- _Try it_:
I would like every line of the records below that contains the word "details" copied.
[Materials provided]
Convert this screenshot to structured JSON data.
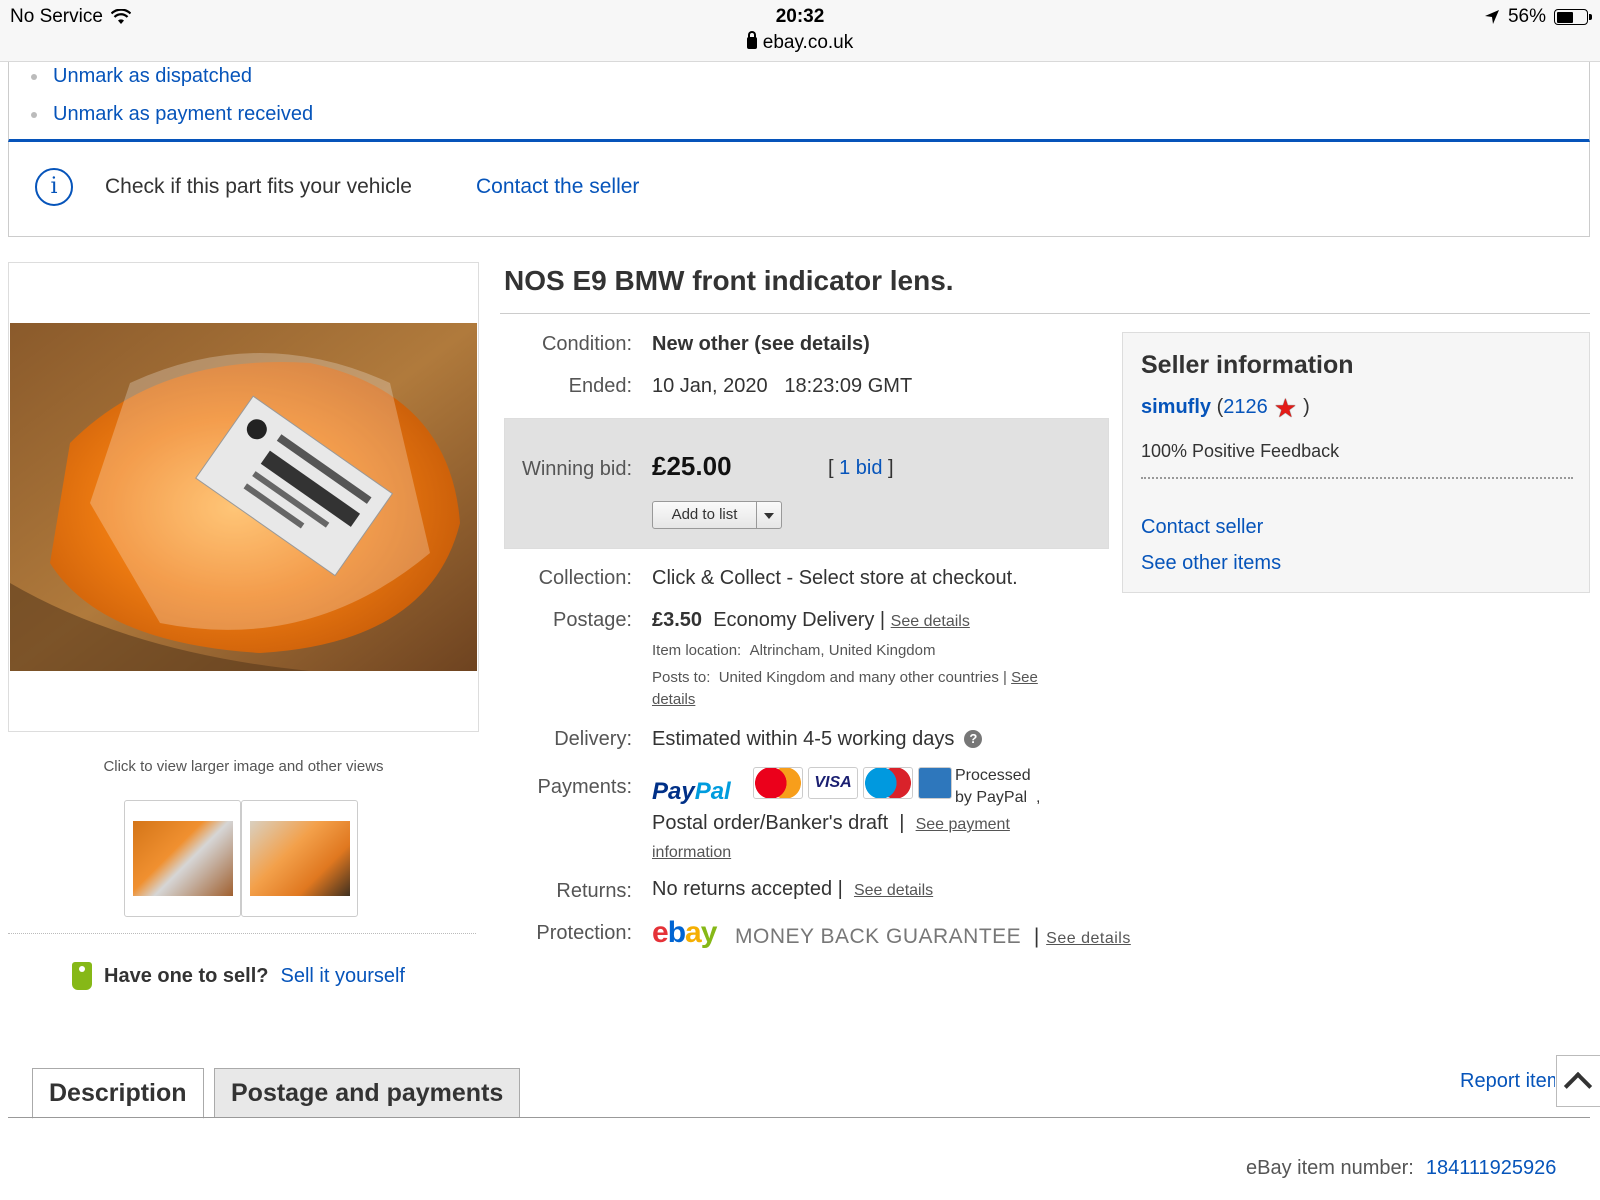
{
  "status_bar": {
    "carrier": "No Service",
    "time": "20:32",
    "url": "ebay.co.uk",
    "battery": "56%"
  },
  "actions": [
    {
      "label": "Unmark as dispatched"
    },
    {
      "label": "Unmark as payment received"
    }
  ],
  "fitment": {
    "text": "Check if this part fits your vehicle",
    "link": "Contact the seller"
  },
  "gallery": {
    "caption": "Click to view larger image and other views"
  },
  "sell": {
    "question": "Have one to sell?",
    "link": "Sell it yourself"
  },
  "item": {
    "title": "NOS E9 BMW front indicator lens.",
    "condition_label": "Condition:",
    "condition_value": "New other (see details)",
    "ended_label": "Ended:",
    "ended_date": "10 Jan, 2020",
    "ended_time": "18:23:09 GMT",
    "winning_bid_label": "Winning bid:",
    "winning_bid": "£25.00",
    "bid_open": "[ ",
    "bid_count": "1 bid",
    "bid_close": " ]",
    "add_to_list": "Add to list",
    "collection_label": "Collection:",
    "collection_value": "Click & Collect - Select store at checkout.",
    "postage_label": "Postage:",
    "postage_price": "£3.50",
    "postage_service": "Economy Delivery |",
    "postage_see_details": "See details",
    "item_location_label": "Item location:",
    "item_location": "Altrincham, United Kingdom",
    "posts_to_label": "Posts to:",
    "posts_to": "United Kingdom and many other countries |",
    "posts_to_see": "See",
    "posts_to_details": "details",
    "delivery_label": "Delivery:",
    "delivery_value": "Estimated within 4-5 working days",
    "payments_label": "Payments:",
    "paypal_1": "Pay",
    "paypal_2": "Pal",
    "processed_1": "Processed",
    "processed_2": "by PayPal",
    "processed_comma": ",",
    "postal_order": "Postal order/Banker's draft",
    "payment_sep": "|",
    "see_payment": "See payment",
    "information": "information",
    "returns_label": "Returns:",
    "returns_value": "No returns accepted |",
    "returns_see": "See details",
    "protection_label": "Protection:",
    "mbg": "MONEY BACK GUARANTEE",
    "protection_sep": "|",
    "protection_see": "See details"
  },
  "seller": {
    "heading": "Seller information",
    "name": "simufly",
    "open_paren": " (",
    "score": "2126",
    "close_paren": ")",
    "feedback": "100% Positive Feedback",
    "contact": "Contact seller",
    "other_items": "See other items"
  },
  "tabs": [
    {
      "label": "Description",
      "active": true
    },
    {
      "label": "Postage and payments",
      "active": false
    }
  ],
  "report": "Report item",
  "item_number_label": "eBay item number:",
  "item_number": "184111925926",
  "icons": [
    "wifi-icon",
    "lock-icon",
    "location-arrow-icon",
    "battery-icon",
    "info-icon",
    "tag-icon",
    "star-icon",
    "help-icon",
    "chevron-up-icon"
  ],
  "colors": {
    "link": "#0654ba",
    "accent_border": "#0654ba",
    "bid_box": "#e1e1e1"
  }
}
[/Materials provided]
- _Solution for this task_:
    "condition_value": "New other (see details)",
    "postage_see_details": "See details",
    "posts_to_details": "details",
    "returns_see": "See details",
    "protection_see": "See details"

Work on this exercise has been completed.